On Capitol Hill, Democrats were getting ready to unveil a new Tax proposal in an attempt to rev up the national economy, and doing it on the eve of the opening of the 108th session of Congress and President Bush’s State Of The Union Address. Even though they were the minority in the house, Democrats insisted theirs was the plan that the majority should seriously consider. The President however, was poised to release his stimulus package proposal in his State of the Union Address.
In other news the State Department rejected accusations that the UN Weapons Inspectors were spying on Iraq. Saddam Hussein was accusing inspectors of using weapons inspections as a pretext to gather intelligence for the U.S. In addition to denying charges, the State Department contended that the accusations were a smoke screen, as Iraq was being less than cooperative on weapons inspections.
The UN’s Nuclear Watchdog, The International Atomic Energy Agency decided to give North Korea one more chance to abandon its nuclear weapons program before the agency reports North Korea to the UN Security Council. The decision by the IAEA averts, for the moment, a showdown between the UN and North Korea. The State Department welcomed the decision.
And in California – Governor Gray Davis was sworn into office for second time. Little would anyone realize that, only months later, a recall Davis movement would be underway, headed by actor Arnold Schwarzenegger. In July 2003, a sufficient number of citizen signatures were collected for a recall election. The initial drive for the recall was fueled by funds from the personal fortune of U.S. Rep. Darrell Issa, a Republican who originally hoped to replace Davis himself.

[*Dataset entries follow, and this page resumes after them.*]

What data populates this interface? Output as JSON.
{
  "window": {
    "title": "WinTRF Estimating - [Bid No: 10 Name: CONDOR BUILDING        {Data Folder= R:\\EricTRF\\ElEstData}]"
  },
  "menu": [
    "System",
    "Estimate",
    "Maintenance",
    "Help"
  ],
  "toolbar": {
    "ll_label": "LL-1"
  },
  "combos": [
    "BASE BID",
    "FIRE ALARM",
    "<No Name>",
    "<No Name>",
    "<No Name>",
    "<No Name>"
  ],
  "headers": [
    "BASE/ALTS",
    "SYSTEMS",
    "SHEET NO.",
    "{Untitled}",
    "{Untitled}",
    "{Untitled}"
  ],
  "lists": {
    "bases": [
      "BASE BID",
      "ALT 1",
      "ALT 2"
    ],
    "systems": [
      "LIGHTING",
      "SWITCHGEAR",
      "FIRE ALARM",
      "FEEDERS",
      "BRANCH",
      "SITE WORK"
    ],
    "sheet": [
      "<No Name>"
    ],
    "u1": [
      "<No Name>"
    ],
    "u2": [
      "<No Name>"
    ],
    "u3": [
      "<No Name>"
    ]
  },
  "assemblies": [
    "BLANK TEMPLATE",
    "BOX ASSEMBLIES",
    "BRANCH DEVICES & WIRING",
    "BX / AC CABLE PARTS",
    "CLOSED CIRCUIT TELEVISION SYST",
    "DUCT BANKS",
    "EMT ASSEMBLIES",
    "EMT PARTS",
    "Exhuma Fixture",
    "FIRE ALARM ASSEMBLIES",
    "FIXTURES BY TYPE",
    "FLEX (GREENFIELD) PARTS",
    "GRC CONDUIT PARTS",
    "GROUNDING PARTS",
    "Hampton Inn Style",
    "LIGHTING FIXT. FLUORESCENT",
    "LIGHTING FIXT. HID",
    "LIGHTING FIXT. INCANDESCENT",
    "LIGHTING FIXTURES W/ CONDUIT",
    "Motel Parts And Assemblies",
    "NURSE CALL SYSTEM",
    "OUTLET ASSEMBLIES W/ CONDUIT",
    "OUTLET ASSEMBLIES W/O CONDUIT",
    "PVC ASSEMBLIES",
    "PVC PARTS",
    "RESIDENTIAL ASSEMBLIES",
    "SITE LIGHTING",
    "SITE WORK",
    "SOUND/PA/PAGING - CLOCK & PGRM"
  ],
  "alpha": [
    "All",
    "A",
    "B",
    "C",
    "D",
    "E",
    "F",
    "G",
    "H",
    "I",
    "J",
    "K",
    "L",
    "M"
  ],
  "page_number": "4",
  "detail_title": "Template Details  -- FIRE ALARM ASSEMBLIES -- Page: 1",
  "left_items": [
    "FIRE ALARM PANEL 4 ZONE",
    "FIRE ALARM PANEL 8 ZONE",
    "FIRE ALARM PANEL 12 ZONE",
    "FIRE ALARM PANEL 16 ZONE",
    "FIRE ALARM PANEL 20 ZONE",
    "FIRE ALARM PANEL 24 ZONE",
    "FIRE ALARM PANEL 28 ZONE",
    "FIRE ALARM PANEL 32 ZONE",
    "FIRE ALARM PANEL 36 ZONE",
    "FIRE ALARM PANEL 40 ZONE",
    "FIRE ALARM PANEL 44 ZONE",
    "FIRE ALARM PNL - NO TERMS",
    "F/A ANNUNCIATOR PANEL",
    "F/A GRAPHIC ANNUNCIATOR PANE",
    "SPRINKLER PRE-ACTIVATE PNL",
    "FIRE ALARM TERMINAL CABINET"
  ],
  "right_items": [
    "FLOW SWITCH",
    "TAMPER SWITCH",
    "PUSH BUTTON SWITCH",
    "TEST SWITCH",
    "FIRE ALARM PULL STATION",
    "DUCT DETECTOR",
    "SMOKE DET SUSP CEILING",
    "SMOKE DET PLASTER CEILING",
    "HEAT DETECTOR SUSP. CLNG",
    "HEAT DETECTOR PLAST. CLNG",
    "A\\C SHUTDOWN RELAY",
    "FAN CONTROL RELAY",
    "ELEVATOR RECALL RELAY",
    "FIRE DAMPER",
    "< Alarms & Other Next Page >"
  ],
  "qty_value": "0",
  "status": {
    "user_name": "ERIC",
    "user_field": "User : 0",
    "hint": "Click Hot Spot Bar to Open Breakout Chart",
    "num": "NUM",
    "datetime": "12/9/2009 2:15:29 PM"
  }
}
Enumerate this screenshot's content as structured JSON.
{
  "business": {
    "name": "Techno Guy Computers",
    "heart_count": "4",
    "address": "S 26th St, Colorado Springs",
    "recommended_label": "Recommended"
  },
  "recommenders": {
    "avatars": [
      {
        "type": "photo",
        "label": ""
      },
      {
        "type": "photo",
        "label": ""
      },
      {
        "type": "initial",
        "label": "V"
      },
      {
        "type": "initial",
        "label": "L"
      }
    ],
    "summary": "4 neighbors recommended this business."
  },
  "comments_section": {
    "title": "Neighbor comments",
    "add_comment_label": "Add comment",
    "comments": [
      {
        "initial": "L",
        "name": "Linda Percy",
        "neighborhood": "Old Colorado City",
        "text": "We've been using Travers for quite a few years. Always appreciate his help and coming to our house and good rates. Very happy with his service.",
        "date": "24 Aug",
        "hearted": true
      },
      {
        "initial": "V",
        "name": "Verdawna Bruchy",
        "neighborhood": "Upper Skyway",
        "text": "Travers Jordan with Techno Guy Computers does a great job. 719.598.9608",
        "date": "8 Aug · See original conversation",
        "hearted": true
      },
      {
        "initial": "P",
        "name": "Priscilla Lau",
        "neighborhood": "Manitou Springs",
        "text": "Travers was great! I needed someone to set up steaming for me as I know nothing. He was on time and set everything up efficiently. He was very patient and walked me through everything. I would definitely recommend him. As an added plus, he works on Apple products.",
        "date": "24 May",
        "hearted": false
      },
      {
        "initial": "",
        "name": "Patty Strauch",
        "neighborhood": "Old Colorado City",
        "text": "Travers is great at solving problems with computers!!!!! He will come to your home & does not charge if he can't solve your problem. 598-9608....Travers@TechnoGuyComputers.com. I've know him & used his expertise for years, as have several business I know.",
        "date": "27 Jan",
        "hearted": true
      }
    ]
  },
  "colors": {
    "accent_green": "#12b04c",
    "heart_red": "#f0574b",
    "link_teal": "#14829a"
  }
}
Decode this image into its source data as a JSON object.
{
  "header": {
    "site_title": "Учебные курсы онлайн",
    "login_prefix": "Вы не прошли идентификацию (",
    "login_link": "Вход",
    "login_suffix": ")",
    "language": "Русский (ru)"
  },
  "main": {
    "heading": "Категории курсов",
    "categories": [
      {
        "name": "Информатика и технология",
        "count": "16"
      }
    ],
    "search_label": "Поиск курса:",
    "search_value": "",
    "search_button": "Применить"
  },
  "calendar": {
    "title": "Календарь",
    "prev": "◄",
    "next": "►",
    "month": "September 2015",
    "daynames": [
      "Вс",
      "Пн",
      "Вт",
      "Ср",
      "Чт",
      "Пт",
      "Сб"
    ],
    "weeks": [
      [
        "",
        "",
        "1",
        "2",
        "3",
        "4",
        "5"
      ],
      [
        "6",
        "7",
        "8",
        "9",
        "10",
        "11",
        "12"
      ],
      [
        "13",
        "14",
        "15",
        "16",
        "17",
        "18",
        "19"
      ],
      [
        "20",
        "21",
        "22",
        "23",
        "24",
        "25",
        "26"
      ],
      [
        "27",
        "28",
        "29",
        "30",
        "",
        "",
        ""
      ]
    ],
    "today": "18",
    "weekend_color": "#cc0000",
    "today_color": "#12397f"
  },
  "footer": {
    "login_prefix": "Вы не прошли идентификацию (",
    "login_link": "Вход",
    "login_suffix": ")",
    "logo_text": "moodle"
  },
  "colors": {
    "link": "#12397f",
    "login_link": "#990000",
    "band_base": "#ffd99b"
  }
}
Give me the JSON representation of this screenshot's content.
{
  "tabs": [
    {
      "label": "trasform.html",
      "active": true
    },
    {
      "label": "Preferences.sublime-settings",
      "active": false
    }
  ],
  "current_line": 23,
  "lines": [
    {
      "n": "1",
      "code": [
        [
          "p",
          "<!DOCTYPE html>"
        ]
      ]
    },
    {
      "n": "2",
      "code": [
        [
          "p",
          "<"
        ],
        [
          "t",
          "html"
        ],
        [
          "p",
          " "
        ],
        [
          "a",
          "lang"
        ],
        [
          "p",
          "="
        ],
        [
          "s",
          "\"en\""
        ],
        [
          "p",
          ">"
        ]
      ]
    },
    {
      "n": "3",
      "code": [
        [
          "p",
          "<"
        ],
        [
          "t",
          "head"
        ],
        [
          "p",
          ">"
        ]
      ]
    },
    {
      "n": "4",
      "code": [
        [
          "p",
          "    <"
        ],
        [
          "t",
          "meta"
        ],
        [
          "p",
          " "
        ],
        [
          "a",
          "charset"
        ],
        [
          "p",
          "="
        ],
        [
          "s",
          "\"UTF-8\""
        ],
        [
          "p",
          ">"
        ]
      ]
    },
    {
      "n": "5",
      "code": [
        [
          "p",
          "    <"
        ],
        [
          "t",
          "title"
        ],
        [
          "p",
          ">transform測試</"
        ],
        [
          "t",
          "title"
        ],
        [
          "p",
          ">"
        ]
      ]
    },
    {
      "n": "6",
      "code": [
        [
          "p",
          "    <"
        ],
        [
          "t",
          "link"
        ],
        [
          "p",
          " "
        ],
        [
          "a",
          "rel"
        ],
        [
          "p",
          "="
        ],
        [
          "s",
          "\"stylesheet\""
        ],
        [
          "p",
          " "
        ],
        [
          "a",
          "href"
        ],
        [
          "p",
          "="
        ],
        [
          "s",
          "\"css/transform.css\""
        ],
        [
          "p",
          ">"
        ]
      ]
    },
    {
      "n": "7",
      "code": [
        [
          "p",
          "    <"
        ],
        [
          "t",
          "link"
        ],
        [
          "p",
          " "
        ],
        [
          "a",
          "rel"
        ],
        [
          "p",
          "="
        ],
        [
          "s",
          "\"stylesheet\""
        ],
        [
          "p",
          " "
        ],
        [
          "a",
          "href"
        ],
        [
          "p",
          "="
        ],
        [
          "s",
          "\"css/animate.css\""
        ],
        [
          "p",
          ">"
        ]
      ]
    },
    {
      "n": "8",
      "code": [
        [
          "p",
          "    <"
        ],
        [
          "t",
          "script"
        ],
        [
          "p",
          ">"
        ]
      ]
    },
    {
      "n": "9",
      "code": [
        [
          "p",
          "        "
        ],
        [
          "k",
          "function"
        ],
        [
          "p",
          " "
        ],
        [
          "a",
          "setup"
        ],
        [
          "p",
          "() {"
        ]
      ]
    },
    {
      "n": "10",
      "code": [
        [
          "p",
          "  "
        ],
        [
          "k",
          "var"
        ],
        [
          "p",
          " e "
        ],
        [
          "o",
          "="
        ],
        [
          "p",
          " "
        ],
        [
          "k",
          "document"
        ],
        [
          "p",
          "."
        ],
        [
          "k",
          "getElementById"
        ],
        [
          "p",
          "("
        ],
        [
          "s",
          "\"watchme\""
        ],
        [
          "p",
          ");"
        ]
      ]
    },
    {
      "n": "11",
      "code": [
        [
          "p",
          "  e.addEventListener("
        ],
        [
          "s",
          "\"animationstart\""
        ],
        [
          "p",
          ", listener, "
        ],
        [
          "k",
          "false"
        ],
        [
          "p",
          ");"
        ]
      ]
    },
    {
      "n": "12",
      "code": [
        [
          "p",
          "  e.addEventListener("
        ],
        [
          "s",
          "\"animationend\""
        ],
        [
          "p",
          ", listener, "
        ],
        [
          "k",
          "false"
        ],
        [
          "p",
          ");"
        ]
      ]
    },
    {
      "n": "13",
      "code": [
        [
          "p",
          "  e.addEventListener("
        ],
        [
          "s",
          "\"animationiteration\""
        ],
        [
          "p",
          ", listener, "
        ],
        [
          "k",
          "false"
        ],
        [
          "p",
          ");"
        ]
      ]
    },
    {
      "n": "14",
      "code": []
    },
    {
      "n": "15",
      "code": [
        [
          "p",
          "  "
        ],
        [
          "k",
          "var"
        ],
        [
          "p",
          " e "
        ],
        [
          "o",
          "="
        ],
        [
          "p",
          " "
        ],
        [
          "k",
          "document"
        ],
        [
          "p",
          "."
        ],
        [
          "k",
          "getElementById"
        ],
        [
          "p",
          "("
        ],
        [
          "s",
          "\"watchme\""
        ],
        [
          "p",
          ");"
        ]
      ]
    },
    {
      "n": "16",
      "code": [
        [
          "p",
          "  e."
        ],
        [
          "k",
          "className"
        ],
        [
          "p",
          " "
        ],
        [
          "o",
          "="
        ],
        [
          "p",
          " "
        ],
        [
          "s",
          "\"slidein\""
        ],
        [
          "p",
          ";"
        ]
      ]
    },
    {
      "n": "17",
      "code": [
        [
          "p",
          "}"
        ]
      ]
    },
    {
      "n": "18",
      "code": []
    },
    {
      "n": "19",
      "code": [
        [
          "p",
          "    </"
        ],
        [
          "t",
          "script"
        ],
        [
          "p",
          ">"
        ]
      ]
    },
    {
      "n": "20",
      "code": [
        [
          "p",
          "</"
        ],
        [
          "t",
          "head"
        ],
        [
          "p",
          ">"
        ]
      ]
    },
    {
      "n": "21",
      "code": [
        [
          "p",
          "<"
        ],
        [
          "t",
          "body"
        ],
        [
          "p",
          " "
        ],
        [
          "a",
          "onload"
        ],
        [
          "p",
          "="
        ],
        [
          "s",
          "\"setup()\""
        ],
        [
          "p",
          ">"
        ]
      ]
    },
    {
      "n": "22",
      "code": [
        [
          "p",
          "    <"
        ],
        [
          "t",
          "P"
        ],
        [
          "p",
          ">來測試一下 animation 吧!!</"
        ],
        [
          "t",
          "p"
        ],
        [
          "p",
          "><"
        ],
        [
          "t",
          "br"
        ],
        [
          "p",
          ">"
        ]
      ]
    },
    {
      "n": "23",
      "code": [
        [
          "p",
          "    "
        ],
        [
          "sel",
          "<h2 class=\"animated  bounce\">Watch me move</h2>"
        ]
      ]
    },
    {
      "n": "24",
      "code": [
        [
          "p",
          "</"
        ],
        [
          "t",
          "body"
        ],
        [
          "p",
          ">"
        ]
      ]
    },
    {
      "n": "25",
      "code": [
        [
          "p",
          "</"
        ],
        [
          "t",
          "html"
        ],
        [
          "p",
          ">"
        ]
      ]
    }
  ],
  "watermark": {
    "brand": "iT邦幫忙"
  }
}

The 2003 California recall special election was the goal of the “Dump Davis” campaign and constituted the first gubernatorial recall in Californian history and only the second in U.S. history.
And that’s a small capsule of what happened, this January 6, 2003 as presented by National Public Radio.